The Twentysomething Soul: Understanding the Religious and Secular Lives of American Young Adults
By Tim Clydesdale & Kathleen Garces-Foley
Oxford University Press, 2019
There’s a specter hovering over The Twentysomething Soul, the new book by Tim Clydesdale and Kathleen Garces-Foley (subtitled “Understanding the Religious and Secular Lives of American Young Adults”), and where in the 1960s that specter would have been the Beatles and in the 1930s it would have been alcohol, in 2019 it’s something a bit more prosaic: 2016’s General Social Survey, which polled tens of thousands of American households on a broad variety of topics. Only one of those topics concerns this writing duo: a nearly 22% response from American adults declaring their religious affiliation to be “none.” This percentage of “Nones” in the population has been steadily growing in the 21st century, and underneath their book’s calm reason and well-presented research, that fact clearly disappoints and maybe even alarms our authors. “Understanding the growth of Nones and discovering why some maintain theistic beliefs but are not interested in organized religion, others create an eclectic spirituality, while the rest reject or claim indifference to all things religious or spiritual,” they write, “is an important story to be told.”

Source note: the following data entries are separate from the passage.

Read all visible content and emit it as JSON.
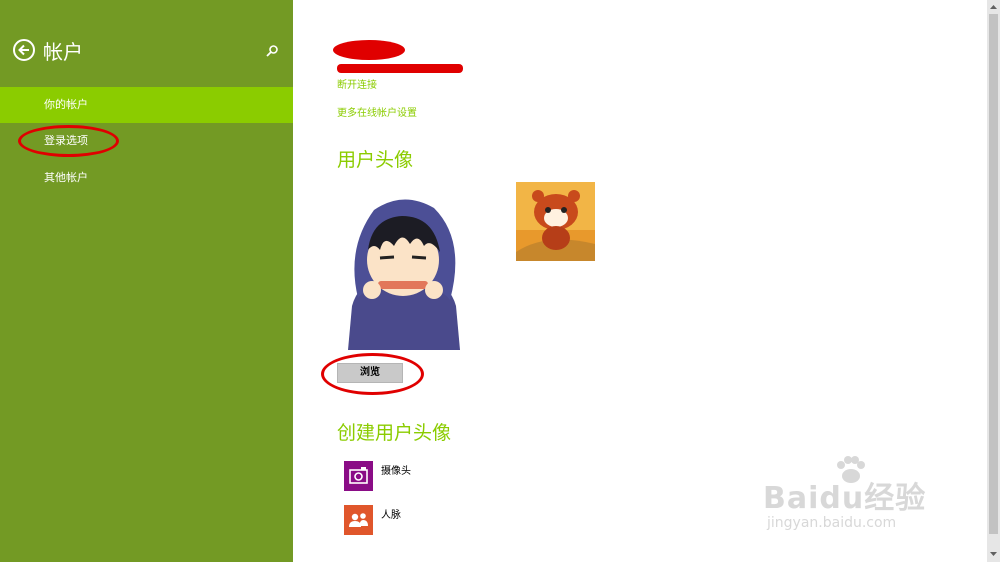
{
  "header": {
    "title": "帐户"
  },
  "nav": {
    "items": [
      {
        "label": "你的帐户",
        "active": true
      },
      {
        "label": "登录选项",
        "active": false
      },
      {
        "label": "其他帐户",
        "active": false
      }
    ]
  },
  "account": {
    "disconnect_link": "断开连接",
    "more_settings_link": "更多在线帐户设置"
  },
  "avatar_section": {
    "title": "用户头像",
    "browse_button": "浏览"
  },
  "create_section": {
    "title": "创建用户头像",
    "apps": [
      {
        "label": "摄像头",
        "icon": "camera-icon",
        "color": "#8a0c86"
      },
      {
        "label": "人脉",
        "icon": "people-icon",
        "color": "#e0562b"
      }
    ]
  },
  "watermark": {
    "brand": "Baidu经验",
    "url": "jingyan.baidu.com"
  },
  "colors": {
    "sidebar": "#739a24",
    "sidebar_active": "#8bcc00",
    "accent": "#8bcc00",
    "annotation": "#e00000"
  }
}
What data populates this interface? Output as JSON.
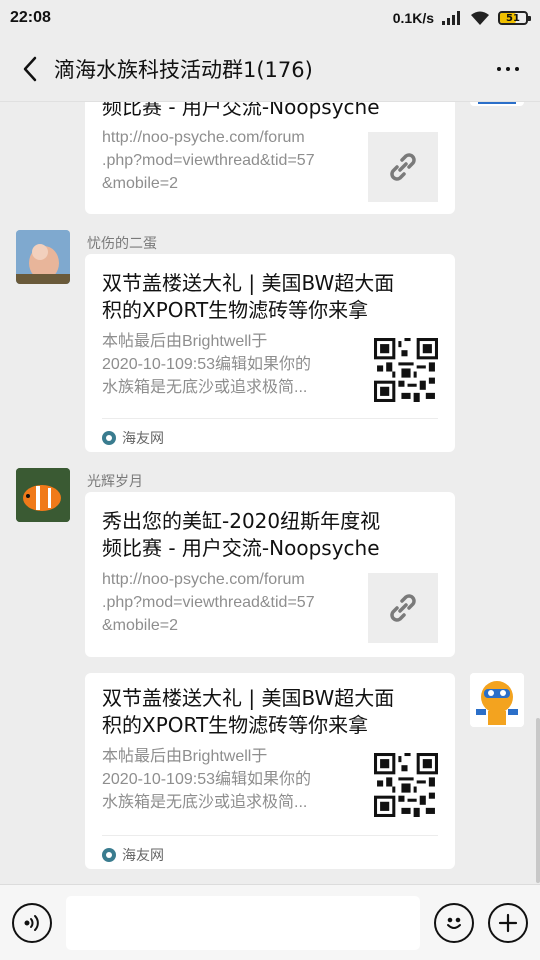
{
  "status": {
    "time": "22:08",
    "network_speed": "0.1K/s",
    "battery": "51"
  },
  "header": {
    "title": "滴海水族科技活动群1(176)"
  },
  "messages": [
    {
      "type": "link",
      "title_tail": "频比赛 - 用户交流-Noopsyche",
      "desc": [
        "http://noo-psyche.com/forum",
        ".php?mod=viewthread&tid=57",
        "&mobile=2"
      ]
    },
    {
      "type": "miniprogram",
      "sender": "忧伤的二蛋",
      "title": [
        "双节盖楼送大礼 | 美国BW超大面",
        "积的XPORT生物滤砖等你来拿"
      ],
      "desc": [
        "本帖最后由Brightwell于",
        "2020-10-109:53编辑如果你的",
        "水族箱是无底沙或追求极简..."
      ],
      "source": "海友网"
    },
    {
      "type": "link",
      "sender": "光辉岁月",
      "title": [
        "秀出您的美缸-2020纽斯年度视",
        "频比赛 - 用户交流-Noopsyche"
      ],
      "desc": [
        "http://noo-psyche.com/forum",
        ".php?mod=viewthread&tid=57",
        "&mobile=2"
      ]
    },
    {
      "type": "miniprogram",
      "title": [
        "双节盖楼送大礼 | 美国BW超大面",
        "积的XPORT生物滤砖等你来拿"
      ],
      "desc": [
        "本帖最后由Brightwell于",
        "2020-10-109:53编辑如果你的",
        "水族箱是无底沙或追求极简..."
      ],
      "source": "海友网"
    }
  ],
  "icons": {
    "back": "back-arrow-icon",
    "more": "more-dots-icon",
    "link": "link-chain-icon",
    "voice": "voice-icon",
    "emoji": "emoji-icon",
    "plus": "plus-icon"
  }
}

And an important trend to combat - you can virtually hear the addendum. Interspersed with the authors’ analysis of current youth-participation trends among Catholics, mainline Protestants, and Evangelicals, there are quiet but longing glances at the theologically unified society that’s always been part of the American dreamscape precisely because it’s never been a part of the American reality:
There is a long tradition in America that views religious affiliation as necessary for a healthy and strong democracy. President Dwight Eisenhower famously remarked, “Our form of government has no sense unless it is founded in a deeply felt religious faith, and I don’t care what it is.” … A moral and engaged citizenry, to be sure, is necessary for a robust republic.
Eisenhower’s bit of wry irony seems lost on Clydesdale and Garces-Foley (credit to our authors: most books of this kind simply leave out that “I don’t care what it is” part), and it hardly needs pointing out that neither they nor Ike would smile benevolently on a sudden 4000% uptick in American Wahhabism. No, when The Twentysomething Soul sifts the data to determine just what and how young Americans believe, the book is clearly hoping to find them neatly dressed and on their knees in church on Sundays.
If you hope to see that too, The Twentysomething Soul will calm your worries a bit. Clydesdale and Garces-Foley are companionable and very readable guides as they survey the inner faith-lives of a generation most Americans find baffling at best. They talk with many young people all across the spectrum of religious belief, and they come across as tactful and smart interviewers. This is no doubt in large part because they are genuine seekers after a better picture than mere data presents - and, crucially, they’re at least partly willing to accept the picture revealed by their investigation. “We see American twentysomethings as postmodern pilgrims,” they write, “freely selecting religious, spiritual, or secular tools from their cultural toolkits, and using them as much or as little as they please as they travel the spokes and nodes of our vast American social network.”
The heavily-implied argument running throughout The Twentysomething Soul is that the greater the number of young people professing or participating in some kind of Christianity, the better, the more legitimate somehow, the whole enterprise is. This is a casual type of logical fallacy, of course, and if Clydesdale and Garces-Foley get to do it, so do I: of the three dozen twentysomethings with whom I interact quite often on a weekly basis, none - not one - ever spares any kind of religion or spirituality even a single passing thought. These are all young people whose parents profess religion, but religion comprises not the smallest neglected part of their own thinking or world-view. They are not fiery apostates or preaching atheists; they are the world’s first truly non-religious generation. They might grow up to lead their countries into war, but it won’t be a war of their gods against enemy gods; they might grow up to deny social or legal rights to their fellow citizens, but they won’t look to any Scripture for their justification; they might grow up to countenance all kinds of evil, but at least they won’t hide it under the same lazy Deus lo vult that worked for their grandparents. If they have gods, those gods are Juul and YouTube.
Will this make them less happy, in the long run? Is it a phase that will end when they marry and have children of their own? Or will it help them to become rudderless, medicated psychopaths? Here’s hoping Clydesdale and Garces-Foley check back in a decade with The Thirtysomething Soul.
Steve Donoghue is a founding editor of Open Letters Monthly. His book criticism has appeared in The Boston Globe, The Wall Street Journal, The Historical Novel Society, and The American Conservative. He writes regularly for The National, The Washington Post, The Vineyard Gazette, and The Christian Science Monitor. His website is http://www.stevedonoghue.com.